### Problem to work on
When you have read the listing, copy all of it without any change.

### The records
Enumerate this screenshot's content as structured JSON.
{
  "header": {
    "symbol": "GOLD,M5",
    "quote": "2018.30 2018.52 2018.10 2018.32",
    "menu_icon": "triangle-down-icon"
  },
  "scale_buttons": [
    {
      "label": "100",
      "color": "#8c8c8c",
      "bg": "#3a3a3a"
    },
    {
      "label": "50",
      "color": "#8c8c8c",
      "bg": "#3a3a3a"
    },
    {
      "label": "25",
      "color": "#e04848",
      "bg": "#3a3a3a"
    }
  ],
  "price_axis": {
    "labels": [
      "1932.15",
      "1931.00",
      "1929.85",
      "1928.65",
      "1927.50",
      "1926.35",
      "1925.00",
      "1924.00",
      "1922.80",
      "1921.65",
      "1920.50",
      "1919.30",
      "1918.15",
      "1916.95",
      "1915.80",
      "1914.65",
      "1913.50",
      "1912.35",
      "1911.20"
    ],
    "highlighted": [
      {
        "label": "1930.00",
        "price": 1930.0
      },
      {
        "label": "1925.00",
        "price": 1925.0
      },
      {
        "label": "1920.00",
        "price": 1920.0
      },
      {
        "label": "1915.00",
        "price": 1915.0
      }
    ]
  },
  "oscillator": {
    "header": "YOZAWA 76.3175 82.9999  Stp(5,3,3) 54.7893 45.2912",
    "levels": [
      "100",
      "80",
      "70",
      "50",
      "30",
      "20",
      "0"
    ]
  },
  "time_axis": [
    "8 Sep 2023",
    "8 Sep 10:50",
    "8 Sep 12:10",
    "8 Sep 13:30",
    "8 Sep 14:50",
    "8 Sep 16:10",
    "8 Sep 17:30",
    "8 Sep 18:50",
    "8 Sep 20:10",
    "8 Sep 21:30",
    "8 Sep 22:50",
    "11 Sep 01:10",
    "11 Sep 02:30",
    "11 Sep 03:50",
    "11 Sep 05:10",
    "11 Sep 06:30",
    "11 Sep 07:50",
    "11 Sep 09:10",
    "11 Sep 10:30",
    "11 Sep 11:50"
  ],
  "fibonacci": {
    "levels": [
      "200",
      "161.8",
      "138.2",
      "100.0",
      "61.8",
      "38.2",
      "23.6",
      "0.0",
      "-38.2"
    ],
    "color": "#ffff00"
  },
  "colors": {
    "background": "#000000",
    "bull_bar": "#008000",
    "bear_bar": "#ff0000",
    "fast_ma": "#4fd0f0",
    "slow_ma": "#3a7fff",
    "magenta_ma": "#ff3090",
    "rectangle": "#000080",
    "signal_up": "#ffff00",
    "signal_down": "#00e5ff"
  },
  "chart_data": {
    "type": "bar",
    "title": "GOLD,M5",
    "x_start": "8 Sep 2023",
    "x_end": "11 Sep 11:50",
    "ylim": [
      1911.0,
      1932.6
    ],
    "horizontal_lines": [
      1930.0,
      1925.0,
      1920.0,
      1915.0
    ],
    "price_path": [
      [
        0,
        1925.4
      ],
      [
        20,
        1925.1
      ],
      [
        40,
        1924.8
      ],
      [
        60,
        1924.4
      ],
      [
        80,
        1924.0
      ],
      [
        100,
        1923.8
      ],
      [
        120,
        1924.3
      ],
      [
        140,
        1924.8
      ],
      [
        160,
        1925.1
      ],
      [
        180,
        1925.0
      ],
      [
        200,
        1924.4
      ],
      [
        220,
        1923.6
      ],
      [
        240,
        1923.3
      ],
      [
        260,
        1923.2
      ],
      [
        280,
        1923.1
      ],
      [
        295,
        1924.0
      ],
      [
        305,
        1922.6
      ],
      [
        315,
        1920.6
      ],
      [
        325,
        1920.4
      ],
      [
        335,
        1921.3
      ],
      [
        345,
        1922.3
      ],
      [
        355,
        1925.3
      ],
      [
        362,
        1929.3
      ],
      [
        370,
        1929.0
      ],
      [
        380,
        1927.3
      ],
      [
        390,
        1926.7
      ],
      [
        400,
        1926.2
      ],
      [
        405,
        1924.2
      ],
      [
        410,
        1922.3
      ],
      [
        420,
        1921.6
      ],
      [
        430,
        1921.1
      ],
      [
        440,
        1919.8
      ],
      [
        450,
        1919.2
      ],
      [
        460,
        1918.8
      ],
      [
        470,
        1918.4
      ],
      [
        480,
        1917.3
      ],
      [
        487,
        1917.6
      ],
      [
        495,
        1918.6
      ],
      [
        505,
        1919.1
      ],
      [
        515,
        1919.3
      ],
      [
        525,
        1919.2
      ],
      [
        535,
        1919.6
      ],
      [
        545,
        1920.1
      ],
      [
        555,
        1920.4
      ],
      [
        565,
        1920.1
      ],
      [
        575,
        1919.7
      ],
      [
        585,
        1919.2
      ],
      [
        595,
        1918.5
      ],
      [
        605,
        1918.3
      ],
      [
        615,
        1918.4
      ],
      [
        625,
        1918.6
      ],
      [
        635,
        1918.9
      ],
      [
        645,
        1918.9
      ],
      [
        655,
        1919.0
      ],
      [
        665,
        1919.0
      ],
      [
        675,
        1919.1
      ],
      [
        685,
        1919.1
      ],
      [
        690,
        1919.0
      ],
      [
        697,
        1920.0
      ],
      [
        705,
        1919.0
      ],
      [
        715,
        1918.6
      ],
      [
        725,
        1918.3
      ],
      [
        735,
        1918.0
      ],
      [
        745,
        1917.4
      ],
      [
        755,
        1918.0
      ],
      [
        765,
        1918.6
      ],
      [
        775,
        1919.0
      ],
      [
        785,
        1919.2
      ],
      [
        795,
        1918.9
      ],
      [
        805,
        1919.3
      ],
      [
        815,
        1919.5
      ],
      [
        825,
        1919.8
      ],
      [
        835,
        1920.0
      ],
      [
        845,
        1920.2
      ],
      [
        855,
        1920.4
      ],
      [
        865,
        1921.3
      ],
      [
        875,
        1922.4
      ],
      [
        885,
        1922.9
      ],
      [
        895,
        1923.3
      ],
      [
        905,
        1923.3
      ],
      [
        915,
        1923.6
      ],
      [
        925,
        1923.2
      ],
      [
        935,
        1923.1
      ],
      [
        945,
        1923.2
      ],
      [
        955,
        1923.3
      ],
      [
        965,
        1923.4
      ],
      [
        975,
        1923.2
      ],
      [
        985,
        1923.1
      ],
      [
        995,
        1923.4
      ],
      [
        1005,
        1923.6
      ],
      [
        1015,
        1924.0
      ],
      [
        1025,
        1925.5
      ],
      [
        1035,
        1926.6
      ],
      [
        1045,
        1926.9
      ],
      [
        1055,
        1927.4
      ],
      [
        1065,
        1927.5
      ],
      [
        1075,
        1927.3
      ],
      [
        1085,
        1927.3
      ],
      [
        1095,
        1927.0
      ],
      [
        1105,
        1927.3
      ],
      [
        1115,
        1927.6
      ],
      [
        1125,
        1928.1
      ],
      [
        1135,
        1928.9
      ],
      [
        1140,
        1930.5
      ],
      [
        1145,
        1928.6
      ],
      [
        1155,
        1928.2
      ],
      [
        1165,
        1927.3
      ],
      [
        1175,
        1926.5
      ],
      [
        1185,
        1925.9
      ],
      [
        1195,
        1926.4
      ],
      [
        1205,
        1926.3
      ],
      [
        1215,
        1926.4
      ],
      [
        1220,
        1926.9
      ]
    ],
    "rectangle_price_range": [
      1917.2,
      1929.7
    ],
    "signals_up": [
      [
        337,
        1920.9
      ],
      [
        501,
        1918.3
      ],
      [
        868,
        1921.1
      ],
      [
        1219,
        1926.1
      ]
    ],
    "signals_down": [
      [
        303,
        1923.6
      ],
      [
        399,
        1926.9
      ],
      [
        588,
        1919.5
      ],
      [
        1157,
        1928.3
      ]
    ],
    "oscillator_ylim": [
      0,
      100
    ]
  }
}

### The answer
Enumerate this screenshot's content as structured JSON.
{
  "header": {
    "symbol": "GOLD,M5",
    "quote": "2018.30 2018.52 2018.10 2018.32",
    "menu_icon": "triangle-down-icon"
  },
  "scale_buttons": [
    {
      "label": "100",
      "color": "#8c8c8c",
      "bg": "#3a3a3a"
    },
    {
      "label": "50",
      "color": "#8c8c8c",
      "bg": "#3a3a3a"
    },
    {
      "label": "25",
      "color": "#e04848",
      "bg": "#3a3a3a"
    }
  ],
  "price_axis": {
    "labels": [
      "1932.15",
      "1931.00",
      "1929.85",
      "1928.65",
      "1927.50",
      "1926.35",
      "1925.00",
      "1924.00",
      "1922.80",
      "1921.65",
      "1920.50",
      "1919.30",
      "1918.15",
      "1916.95",
      "1915.80",
      "1914.65",
      "1913.50",
      "1912.35",
      "1911.20"
    ],
    "highlighted": [
      {
        "label": "1930.00",
        "price": 1930.0
      },
      {
        "label": "1925.00",
        "price": 1925.0
      },
      {
        "label": "1920.00",
        "price": 1920.0
      },
      {
        "label": "1915.00",
        "price": 1915.0
      }
    ]
  },
  "oscillator": {
    "header": "YOZAWA 76.3175 82.9999  Stp(5,3,3) 54.7893 45.2912",
    "levels": [
      "100",
      "80",
      "70",
      "50",
      "30",
      "20",
      "0"
    ]
  },
  "time_axis": [
    "8 Sep 2023",
    "8 Sep 10:50",
    "8 Sep 12:10",
    "8 Sep 13:30",
    "8 Sep 14:50",
    "8 Sep 16:10",
    "8 Sep 17:30",
    "8 Sep 18:50",
    "8 Sep 20:10",
    "8 Sep 21:30",
    "8 Sep 22:50",
    "11 Sep 01:10",
    "11 Sep 02:30",
    "11 Sep 03:50",
    "11 Sep 05:10",
    "11 Sep 06:30",
    "11 Sep 07:50",
    "11 Sep 09:10",
    "11 Sep 10:30",
    "11 Sep 11:50"
  ],
  "fibonacci": {
    "levels": [
      "200",
      "161.8",
      "138.2",
      "100.0",
      "61.8",
      "38.2",
      "23.6",
      "0.0",
      "-38.2"
    ],
    "color": "#ffff00"
  },
  "colors": {
    "background": "#000000",
    "bull_bar": "#008000",
    "bear_bar": "#ff0000",
    "fast_ma": "#4fd0f0",
    "slow_ma": "#3a7fff",
    "magenta_ma": "#ff3090",
    "rectangle": "#000080",
    "signal_up": "#ffff00",
    "signal_down": "#00e5ff"
  },
  "chart_data": {
    "type": "bar",
    "title": "GOLD,M5",
    "x_start": "8 Sep 2023",
    "x_end": "11 Sep 11:50",
    "ylim": [
      1911.0,
      1932.6
    ],
    "horizontal_lines": [
      1930.0,
      1925.0,
      1920.0,
      1915.0
    ],
    "price_path": [
      [
        0,
        1925.4
      ],
      [
        20,
        1925.1
      ],
      [
        40,
        1924.8
      ],
      [
        60,
        1924.4
      ],
      [
        80,
        1924.0
      ],
      [
        100,
        1923.8
      ],
      [
        120,
        1924.3
      ],
      [
        140,
        1924.8
      ],
      [
        160,
        1925.1
      ],
      [
        180,
        1925.0
      ],
      [
        200,
        1924.4
      ],
      [
        220,
        1923.6
      ],
      [
        240,
        1923.3
      ],
      [
        260,
        1923.2
      ],
      [
        280,
        1923.1
      ],
      [
        295,
        1924.0
      ],
      [
        305,
        1922.6
      ],
      [
        315,
        1920.6
      ],
      [
        325,
        1920.4
      ],
      [
        335,
        1921.3
      ],
      [
        345,
        1922.3
      ],
      [
        355,
        1925.3
      ],
      [
        362,
        1929.3
      ],
      [
        370,
        1929.0
      ],
      [
        380,
        1927.3
      ],
      [
        390,
        1926.7
      ],
      [
        400,
        1926.2
      ],
      [
        405,
        1924.2
      ],
      [
        410,
        1922.3
      ],
      [
        420,
        1921.6
      ],
      [
        430,
        1921.1
      ],
      [
        440,
        1919.8
      ],
      [
        450,
        1919.2
      ],
      [
        460,
        1918.8
      ],
      [
        470,
        1918.4
      ],
      [
        480,
        1917.3
      ],
      [
        487,
        1917.6
      ],
      [
        495,
        1918.6
      ],
      [
        505,
        1919.1
      ],
      [
        515,
        1919.3
      ],
      [
        525,
        1919.2
      ],
      [
        535,
        1919.6
      ],
      [
        545,
        1920.1
      ],
      [
        555,
        1920.4
      ],
      [
        565,
        1920.1
      ],
      [
        575,
        1919.7
      ],
      [
        585,
        1919.2
      ],
      [
        595,
        1918.5
      ],
      [
        605,
        1918.3
      ],
      [
        615,
        1918.4
      ],
      [
        625,
        1918.6
      ],
      [
        635,
        1918.9
      ],
      [
        645,
        1918.9
      ],
      [
        655,
        1919.0
      ],
      [
        665,
        1919.0
      ],
      [
        675,
        1919.1
      ],
      [
        685,
        1919.1
      ],
      [
        690,
        1919.0
      ],
      [
        697,
        1920.0
      ],
      [
        705,
        1919.0
      ],
      [
        715,
        1918.6
      ],
      [
        725,
        1918.3
      ],
      [
        735,
        1918.0
      ],
      [
        745,
        1917.4
      ],
      [
        755,
        1918.0
      ],
      [
        765,
        1918.6
      ],
      [
        775,
        1919.0
      ],
      [
        785,
        1919.2
      ],
      [
        795,
        1918.9
      ],
      [
        805,
        1919.3
      ],
      [
        815,
        1919.5
      ],
      [
        825,
        1919.8
      ],
      [
        835,
        1920.0
      ],
      [
        845,
        1920.2
      ],
      [
        855,
        1920.4
      ],
      [
        865,
        1921.3
      ],
      [
        875,
        1922.4
      ],
      [
        885,
        1922.9
      ],
      [
        895,
        1923.3
      ],
      [
        905,
        1923.3
      ],
      [
        915,
        1923.6
      ],
      [
        925,
        1923.2
      ],
      [
        935,
        1923.1
      ],
      [
        945,
        1923.2
      ],
      [
        955,
        1923.3
      ],
      [
        965,
        1923.4
      ],
      [
        975,
        1923.2
      ],
      [
        985,
        1923.1
      ],
      [
        995,
        1923.4
      ],
      [
        1005,
        1923.6
      ],
      [
        1015,
        1924.0
      ],
      [
        1025,
        1925.5
      ],
      [
        1035,
        1926.6
      ],
      [
        1045,
        1926.9
      ],
      [
        1055,
        1927.4
      ],
      [
        1065,
        1927.5
      ],
      [
        1075,
        1927.3
      ],
      [
        1085,
        1927.3
      ],
      [
        1095,
        1927.0
      ],
      [
        1105,
        1927.3
      ],
      [
        1115,
        1927.6
      ],
      [
        1125,
        1928.1
      ],
      [
        1135,
        1928.9
      ],
      [
        1140,
        1930.5
      ],
      [
        1145,
        1928.6
      ],
      [
        1155,
        1928.2
      ],
      [
        1165,
        1927.3
      ],
      [
        1175,
        1926.5
      ],
      [
        1185,
        1925.9
      ],
      [
        1195,
        1926.4
      ],
      [
        1205,
        1926.3
      ],
      [
        1215,
        1926.4
      ],
      [
        1220,
        1926.9
      ]
    ],
    "rectangle_price_range": [
      1917.2,
      1929.7
    ],
    "signals_up": [
      [
        337,
        1920.9
      ],
      [
        501,
        1918.3
      ],
      [
        868,
        1921.1
      ],
      [
        1219,
        1926.1
      ]
    ],
    "signals_down": [
      [
        303,
        1923.6
      ],
      [
        399,
        1926.9
      ],
      [
        588,
        1919.5
      ],
      [
        1157,
        1928.3
      ]
    ],
    "oscillator_ylim": [
      0,
      100
    ]
  }
}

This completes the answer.